Again, there’s always a personal story. I knew how hard it was to be a very young mother. The birth control pill saved my life when it became available—it let me know I could have a life of my own. As I became more attuned to women’s rights, or the lack of them in society, I realized that to be fully free and to be an equal citizen, everyone needs two things: first, to own and control your own body. Second is to have a means to support yourself financially. If you have those two things and then you can be whatever you want to be. And you can contribute your best self to the world.
When you look at the current political landscape of women’s healthcare, what encouragement and important advice would you give to women who are looking to fight back against regressive ideas and policies?
The same advice I’ve always given. Stop fighting back. Focus on fighting forward. Set the agenda. And understand you’re not just fighting for health care, you’re fighting for women’s fundamental human and civil rights. Own it. Say it. I think that by narrowing the issue to health care, they have harmed the movement.
While lack of access to healthcare and family planning can often hold (especially low-income) women back from reaching their full potential, there are also many other factors. How are you looking to change this with your ‘Take The Lead’ movement?
If you keep fighting the same battle over and over again and getting the same result, that’s a sure sign you need to change your strategy. Aiming for power sharing by advancing gender parity in leadership is that new strategy that I think is the most effective one now. I was shocked to find when researching my latest book, ‘No Excuses: 9 Ways Women Can Change How We Think About Power’, that women’s own culturally learned ambivalence toward power has been holding us back from achieving parity.

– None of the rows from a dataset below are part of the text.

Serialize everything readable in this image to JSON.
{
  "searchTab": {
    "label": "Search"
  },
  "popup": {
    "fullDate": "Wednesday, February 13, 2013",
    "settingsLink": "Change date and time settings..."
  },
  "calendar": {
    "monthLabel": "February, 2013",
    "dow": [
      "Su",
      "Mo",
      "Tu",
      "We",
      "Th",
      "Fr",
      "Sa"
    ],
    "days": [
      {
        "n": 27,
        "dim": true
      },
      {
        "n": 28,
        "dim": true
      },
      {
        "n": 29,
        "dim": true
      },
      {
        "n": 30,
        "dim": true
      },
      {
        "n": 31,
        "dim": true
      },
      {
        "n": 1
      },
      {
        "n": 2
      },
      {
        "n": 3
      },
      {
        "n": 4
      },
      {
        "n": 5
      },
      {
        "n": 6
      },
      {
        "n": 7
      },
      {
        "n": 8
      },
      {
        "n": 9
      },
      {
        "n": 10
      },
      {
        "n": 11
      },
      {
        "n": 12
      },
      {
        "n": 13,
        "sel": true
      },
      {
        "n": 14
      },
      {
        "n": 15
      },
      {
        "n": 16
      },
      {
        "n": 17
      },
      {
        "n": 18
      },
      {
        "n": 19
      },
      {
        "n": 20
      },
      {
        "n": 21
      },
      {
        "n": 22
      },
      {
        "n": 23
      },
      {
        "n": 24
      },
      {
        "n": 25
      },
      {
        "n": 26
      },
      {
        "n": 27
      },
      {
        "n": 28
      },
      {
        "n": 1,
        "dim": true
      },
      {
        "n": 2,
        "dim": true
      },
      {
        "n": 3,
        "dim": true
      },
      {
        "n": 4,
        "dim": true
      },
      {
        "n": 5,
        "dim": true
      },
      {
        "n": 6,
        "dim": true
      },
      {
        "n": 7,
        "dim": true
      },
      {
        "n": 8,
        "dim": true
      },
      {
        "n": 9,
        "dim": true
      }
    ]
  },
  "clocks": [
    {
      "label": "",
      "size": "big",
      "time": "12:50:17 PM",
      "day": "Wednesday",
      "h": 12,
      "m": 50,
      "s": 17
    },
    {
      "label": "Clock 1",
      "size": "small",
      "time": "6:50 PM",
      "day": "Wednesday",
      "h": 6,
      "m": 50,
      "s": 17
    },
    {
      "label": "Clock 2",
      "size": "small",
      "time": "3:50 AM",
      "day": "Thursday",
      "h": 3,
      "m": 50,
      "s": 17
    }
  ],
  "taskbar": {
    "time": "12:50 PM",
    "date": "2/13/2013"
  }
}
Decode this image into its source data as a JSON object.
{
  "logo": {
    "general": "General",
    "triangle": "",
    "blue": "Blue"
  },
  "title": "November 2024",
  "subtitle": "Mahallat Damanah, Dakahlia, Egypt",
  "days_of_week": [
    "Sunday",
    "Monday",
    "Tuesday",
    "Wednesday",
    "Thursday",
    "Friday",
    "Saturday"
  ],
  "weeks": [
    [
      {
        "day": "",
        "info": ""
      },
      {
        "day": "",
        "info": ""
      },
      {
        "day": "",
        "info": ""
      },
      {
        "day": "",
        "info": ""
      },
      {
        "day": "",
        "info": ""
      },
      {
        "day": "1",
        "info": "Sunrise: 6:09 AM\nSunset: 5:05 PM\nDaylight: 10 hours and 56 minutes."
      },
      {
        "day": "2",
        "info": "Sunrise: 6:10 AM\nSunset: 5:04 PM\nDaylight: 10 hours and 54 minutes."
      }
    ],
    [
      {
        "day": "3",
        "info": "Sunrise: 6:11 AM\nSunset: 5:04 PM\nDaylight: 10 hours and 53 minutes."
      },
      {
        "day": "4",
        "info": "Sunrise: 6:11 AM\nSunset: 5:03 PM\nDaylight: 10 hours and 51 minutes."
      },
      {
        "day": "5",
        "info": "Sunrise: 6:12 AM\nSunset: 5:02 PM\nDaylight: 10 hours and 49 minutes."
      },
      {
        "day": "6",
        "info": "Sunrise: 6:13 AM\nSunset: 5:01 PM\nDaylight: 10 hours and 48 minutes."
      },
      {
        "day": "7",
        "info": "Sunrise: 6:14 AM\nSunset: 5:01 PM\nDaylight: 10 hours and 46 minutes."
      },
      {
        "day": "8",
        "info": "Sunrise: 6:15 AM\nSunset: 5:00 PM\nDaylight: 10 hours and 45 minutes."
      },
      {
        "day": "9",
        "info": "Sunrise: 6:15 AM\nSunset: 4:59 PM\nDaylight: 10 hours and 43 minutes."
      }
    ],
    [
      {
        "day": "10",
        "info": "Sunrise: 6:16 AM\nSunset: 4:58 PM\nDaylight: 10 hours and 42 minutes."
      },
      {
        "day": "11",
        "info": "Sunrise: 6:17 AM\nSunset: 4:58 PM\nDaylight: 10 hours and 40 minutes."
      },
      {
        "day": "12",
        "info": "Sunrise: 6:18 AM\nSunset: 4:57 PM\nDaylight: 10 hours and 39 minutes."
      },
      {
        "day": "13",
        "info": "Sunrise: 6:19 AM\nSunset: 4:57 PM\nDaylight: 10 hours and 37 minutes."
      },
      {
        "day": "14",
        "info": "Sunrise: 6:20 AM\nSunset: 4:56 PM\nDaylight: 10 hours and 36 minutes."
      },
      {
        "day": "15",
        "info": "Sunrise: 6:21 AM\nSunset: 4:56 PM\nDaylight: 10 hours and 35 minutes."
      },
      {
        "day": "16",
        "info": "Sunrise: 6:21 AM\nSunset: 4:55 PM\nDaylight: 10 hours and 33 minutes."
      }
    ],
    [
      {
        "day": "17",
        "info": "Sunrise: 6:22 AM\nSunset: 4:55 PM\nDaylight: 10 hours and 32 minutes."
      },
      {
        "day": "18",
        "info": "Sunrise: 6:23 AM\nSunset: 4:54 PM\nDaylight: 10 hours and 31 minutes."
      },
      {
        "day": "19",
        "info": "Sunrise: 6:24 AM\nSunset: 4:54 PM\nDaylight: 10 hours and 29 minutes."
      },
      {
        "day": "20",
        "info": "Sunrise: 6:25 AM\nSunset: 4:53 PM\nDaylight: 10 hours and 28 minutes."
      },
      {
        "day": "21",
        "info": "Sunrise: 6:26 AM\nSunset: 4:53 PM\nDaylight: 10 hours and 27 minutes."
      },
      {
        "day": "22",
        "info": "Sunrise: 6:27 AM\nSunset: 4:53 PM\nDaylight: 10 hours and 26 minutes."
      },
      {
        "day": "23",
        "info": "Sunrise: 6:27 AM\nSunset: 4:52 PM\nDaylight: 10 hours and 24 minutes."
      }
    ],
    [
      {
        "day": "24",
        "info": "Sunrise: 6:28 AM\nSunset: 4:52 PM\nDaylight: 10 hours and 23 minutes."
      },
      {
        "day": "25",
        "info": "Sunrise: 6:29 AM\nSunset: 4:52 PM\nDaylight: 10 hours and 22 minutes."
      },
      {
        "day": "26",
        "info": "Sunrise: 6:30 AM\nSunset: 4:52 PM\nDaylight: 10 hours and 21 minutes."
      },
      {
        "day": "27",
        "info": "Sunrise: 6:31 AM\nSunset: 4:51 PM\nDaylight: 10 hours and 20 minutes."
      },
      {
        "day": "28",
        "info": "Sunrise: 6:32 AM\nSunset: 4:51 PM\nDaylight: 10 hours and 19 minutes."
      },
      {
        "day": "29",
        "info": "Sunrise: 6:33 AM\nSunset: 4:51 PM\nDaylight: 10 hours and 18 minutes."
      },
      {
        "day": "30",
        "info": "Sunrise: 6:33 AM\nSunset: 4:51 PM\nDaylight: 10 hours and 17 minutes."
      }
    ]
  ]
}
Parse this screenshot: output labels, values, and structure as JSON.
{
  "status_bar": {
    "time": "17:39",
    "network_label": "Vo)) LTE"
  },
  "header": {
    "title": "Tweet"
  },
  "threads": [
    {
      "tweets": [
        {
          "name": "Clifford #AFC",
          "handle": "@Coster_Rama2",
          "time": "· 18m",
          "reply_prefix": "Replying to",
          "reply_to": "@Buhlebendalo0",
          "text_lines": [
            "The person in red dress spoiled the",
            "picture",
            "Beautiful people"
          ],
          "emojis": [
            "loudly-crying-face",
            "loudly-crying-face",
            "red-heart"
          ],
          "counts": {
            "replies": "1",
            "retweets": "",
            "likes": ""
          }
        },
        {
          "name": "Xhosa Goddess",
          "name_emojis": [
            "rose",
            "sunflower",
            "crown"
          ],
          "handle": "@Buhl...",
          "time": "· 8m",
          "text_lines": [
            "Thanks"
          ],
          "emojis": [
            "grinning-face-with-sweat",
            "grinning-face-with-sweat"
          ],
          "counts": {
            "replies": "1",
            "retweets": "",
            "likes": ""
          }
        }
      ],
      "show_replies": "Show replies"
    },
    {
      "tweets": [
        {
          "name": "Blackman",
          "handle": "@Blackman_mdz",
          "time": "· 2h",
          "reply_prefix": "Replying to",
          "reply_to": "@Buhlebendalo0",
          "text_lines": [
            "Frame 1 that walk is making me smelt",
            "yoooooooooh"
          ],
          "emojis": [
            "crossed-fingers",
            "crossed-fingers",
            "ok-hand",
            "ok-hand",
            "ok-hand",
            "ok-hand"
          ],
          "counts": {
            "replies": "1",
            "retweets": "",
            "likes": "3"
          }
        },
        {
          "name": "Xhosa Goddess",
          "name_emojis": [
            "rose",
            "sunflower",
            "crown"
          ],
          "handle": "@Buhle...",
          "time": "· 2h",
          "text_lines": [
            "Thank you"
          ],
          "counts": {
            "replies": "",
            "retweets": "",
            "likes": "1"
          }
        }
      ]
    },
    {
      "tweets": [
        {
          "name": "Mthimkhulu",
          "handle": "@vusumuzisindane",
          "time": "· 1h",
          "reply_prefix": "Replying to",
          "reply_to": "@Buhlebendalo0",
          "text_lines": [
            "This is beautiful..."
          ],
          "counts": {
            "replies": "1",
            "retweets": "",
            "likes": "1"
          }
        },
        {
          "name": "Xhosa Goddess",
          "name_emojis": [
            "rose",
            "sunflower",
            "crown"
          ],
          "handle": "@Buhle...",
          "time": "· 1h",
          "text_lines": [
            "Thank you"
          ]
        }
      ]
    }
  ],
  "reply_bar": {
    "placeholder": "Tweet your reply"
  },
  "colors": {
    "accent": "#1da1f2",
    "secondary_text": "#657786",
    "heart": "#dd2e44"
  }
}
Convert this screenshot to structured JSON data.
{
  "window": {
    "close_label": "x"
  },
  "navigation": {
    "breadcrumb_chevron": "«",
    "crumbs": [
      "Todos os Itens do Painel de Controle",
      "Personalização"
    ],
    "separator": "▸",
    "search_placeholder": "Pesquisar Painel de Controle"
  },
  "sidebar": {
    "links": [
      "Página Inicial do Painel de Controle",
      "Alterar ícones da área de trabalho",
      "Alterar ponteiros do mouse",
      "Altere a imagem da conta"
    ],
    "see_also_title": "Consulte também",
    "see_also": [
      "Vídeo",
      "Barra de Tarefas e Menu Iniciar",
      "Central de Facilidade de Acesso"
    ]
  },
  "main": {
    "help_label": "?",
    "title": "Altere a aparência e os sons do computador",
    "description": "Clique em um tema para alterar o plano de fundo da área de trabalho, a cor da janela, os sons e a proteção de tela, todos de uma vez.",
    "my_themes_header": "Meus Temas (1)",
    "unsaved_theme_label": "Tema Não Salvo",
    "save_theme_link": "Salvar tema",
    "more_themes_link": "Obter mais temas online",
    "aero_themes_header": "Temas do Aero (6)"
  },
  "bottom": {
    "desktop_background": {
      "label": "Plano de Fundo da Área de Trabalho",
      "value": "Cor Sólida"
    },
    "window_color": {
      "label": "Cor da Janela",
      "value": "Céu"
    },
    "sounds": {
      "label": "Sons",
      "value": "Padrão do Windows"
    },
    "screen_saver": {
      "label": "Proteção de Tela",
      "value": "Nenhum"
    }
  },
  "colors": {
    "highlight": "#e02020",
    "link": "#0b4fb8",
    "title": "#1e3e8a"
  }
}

Though the second wave of the feminist movement opened the doors and changed certain discriminatory laws, women have been stuck in under 20% of the top leadership positions across all sectors of the economy. I decided I had to change that and I developed our 9 Leadership Power Tools to Accelerate Your Career program. It gives women amazing breakthrough so they can embrace their power with authenticity, intention, confidence, and joy. And then they do extraordinary things.
How can women in positions of leadership become powerful agents for change in their lives and communities?
The most important thing at woman in a position of leadership can do to be a powerful agent of change is to nurture, mentor, and sponsor other women into leadership. To teach women to create a new paradigm and how we think about power. The male model has been a belief that resources are always finite, that there is a finite pie and if I take a slice of it, there’s less for you. In truth, if I help you and you help me, we both can create more of everything: more wealth, more innovation, more pie all around.
Every generation of women faces a different set of challenges. What advice do you give to future generations of female leaders?
My leadership experience and study of what’s happening in business, politics, and family life today leads me to conclude this is the moment when women can make quantum leaps forward toward equality in all areas. But change does not happen on its own—people have to make it happen. So remember where you came from, that you didn’t get where you are alone, and that what you do today matters—it becomes someone else’s history tomorrow.
Why do we need more women in positions of leadership today?
It’s good for business and the economy—companies that have more women leaders make more money.
It’s good for the world to get the benefit of the full capabilities of all humans of any gender.
It’s the right thing to do. We’re back to simple justice.
What makes you a powerful woman?
They say you write the book you need to read. I’m still learning to own my power. I intentionally try to choose power over fear every day. Even though that’s not how I was socialized to be and it remains a challenge, I set daily intentions. Often I don’t succeed in achieving them all, but I learn from each setback.